#### Record extracts
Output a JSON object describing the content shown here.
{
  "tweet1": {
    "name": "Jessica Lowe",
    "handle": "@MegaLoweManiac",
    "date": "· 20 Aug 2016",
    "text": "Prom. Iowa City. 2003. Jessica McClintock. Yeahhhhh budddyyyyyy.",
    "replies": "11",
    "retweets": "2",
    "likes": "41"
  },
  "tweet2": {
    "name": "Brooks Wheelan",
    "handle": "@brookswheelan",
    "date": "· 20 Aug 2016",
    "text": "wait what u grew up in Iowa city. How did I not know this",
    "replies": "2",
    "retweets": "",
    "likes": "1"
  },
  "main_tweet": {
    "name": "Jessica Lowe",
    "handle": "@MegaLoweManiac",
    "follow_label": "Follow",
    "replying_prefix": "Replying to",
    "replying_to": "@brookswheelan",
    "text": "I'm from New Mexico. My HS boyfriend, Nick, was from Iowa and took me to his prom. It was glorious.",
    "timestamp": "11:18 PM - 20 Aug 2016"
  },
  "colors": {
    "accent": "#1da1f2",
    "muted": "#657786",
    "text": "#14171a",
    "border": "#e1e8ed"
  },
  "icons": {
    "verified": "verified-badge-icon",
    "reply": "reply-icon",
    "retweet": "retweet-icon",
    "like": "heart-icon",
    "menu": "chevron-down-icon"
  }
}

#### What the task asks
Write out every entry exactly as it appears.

#### Reply
Output a JSON object describing the content shown here.
{
  "tweet1": {
    "name": "Jessica Lowe",
    "handle": "@MegaLoweManiac",
    "date": "· 20 Aug 2016",
    "text": "Prom. Iowa City. 2003. Jessica McClintock. Yeahhhhh budddyyyyyy.",
    "replies": "11",
    "retweets": "2",
    "likes": "41"
  },
  "tweet2": {
    "name": "Brooks Wheelan",
    "handle": "@brookswheelan",
    "date": "· 20 Aug 2016",
    "text": "wait what u grew up in Iowa city. How did I not know this",
    "replies": "2",
    "retweets": "",
    "likes": "1"
  },
  "main_tweet": {
    "name": "Jessica Lowe",
    "handle": "@MegaLoweManiac",
    "follow_label": "Follow",
    "replying_prefix": "Replying to",
    "replying_to": "@brookswheelan",
    "text": "I'm from New Mexico. My HS boyfriend, Nick, was from Iowa and took me to his prom. It was glorious.",
    "timestamp": "11:18 PM - 20 Aug 2016"
  },
  "colors": {
    "accent": "#1da1f2",
    "muted": "#657786",
    "text": "#14171a",
    "border": "#e1e8ed"
  },
  "icons": {
    "verified": "verified-badge-icon",
    "reply": "reply-icon",
    "retweet": "retweet-icon",
    "like": "heart-icon",
    "menu": "chevron-down-icon"
  }
}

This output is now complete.